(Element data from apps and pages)

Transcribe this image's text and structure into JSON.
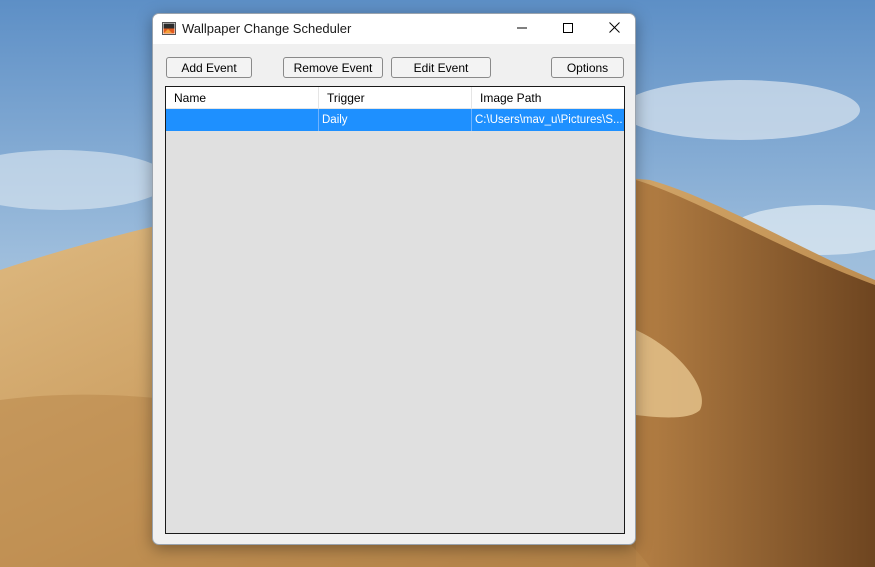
{
  "window": {
    "title": "Wallpaper Change Scheduler"
  },
  "toolbar": {
    "add_label": "Add Event",
    "remove_label": "Remove Event",
    "edit_label": "Edit Event",
    "options_label": "Options"
  },
  "table": {
    "columns": [
      "Name",
      "Trigger",
      "Image Path"
    ],
    "rows": [
      {
        "name": "",
        "trigger": "Daily",
        "image_path": "C:\\Users\\mav_u\\Pictures\\S...",
        "selected": true
      }
    ]
  },
  "icons": {
    "app": "wallpaper-app-icon",
    "minimize": "minimize-icon",
    "maximize": "maximize-icon",
    "close": "close-icon"
  },
  "colors": {
    "selection": "#1e90ff",
    "list_background": "#e0e0e0",
    "window_background": "#f0f0f0"
  }
}
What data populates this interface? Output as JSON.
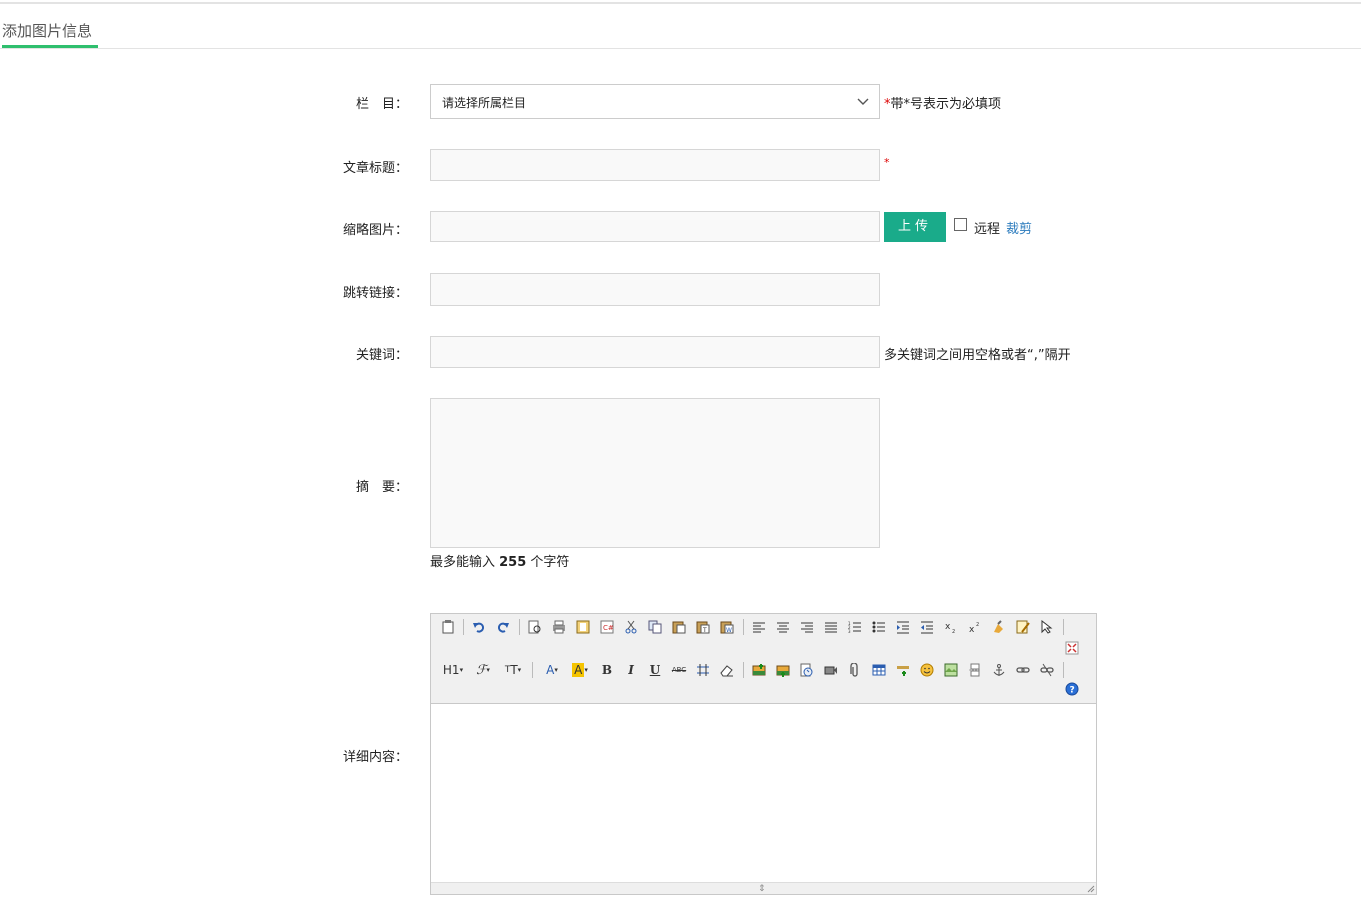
{
  "tab": {
    "title": "添加图片信息"
  },
  "form": {
    "column": {
      "label": "栏　目：",
      "selected": "请选择所属栏目",
      "required_mark": "*",
      "hint": "带*号表示为必填项"
    },
    "title": {
      "label": "文章标题：",
      "required_mark": "*"
    },
    "thumbnail": {
      "label": "缩略图片：",
      "upload_label": "上传",
      "remote_label": "远程",
      "crop_label": "裁剪"
    },
    "link": {
      "label": "跳转链接："
    },
    "keywords": {
      "label": "关键词：",
      "hint": "多关键词之间用空格或者“,”隔开"
    },
    "summary": {
      "label": "摘　要：",
      "note_prefix": "最多能输入 ",
      "note_count": "255",
      "note_suffix": " 个字符"
    },
    "content": {
      "label": "详细内容："
    }
  },
  "colors": {
    "accent": "#2fbf6e",
    "upload_button": "#1aab8a",
    "link": "#2b7bbd",
    "required": "#dd0000"
  },
  "editor": {
    "toolbar_row1": [
      "source-icon",
      "undo-icon",
      "redo-icon",
      "preview-icon",
      "print-icon",
      "template-icon",
      "code-icon",
      "cut-icon",
      "copy-icon",
      "paste-icon",
      "paste-text-icon",
      "paste-word-icon",
      "align-left-icon",
      "align-center-icon",
      "align-right-icon",
      "justify-icon",
      "ordered-list-icon",
      "unordered-list-icon",
      "indent-icon",
      "outdent-icon",
      "subscript-icon",
      "superscript-icon",
      "clear-format-icon",
      "select-all-icon",
      "select-icon",
      "fullscreen-icon"
    ],
    "toolbar_row2": [
      "heading-icon",
      "font-family-icon",
      "font-size-icon",
      "font-color-icon",
      "highlight-icon",
      "bold-icon",
      "italic-icon",
      "underline-icon",
      "strikethrough-icon",
      "line-height-icon",
      "remove-format-icon",
      "image-icon",
      "multi-image-icon",
      "flash-icon",
      "media-icon",
      "attachment-icon",
      "table-icon",
      "hr-icon",
      "emoticon-icon",
      "map-icon",
      "pagebreak-icon",
      "anchor-icon",
      "link-icon",
      "unlink-icon",
      "help-icon"
    ],
    "heading_label": "H1",
    "bold_label": "B",
    "italic_label": "I",
    "underline_label": "U",
    "strike_label": "ABC"
  }
}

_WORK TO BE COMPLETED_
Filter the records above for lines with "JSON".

_EXPECTED ANSWER_
Transcribe this image's text and structure into JSON.
What data populates this interface? Output as JSON.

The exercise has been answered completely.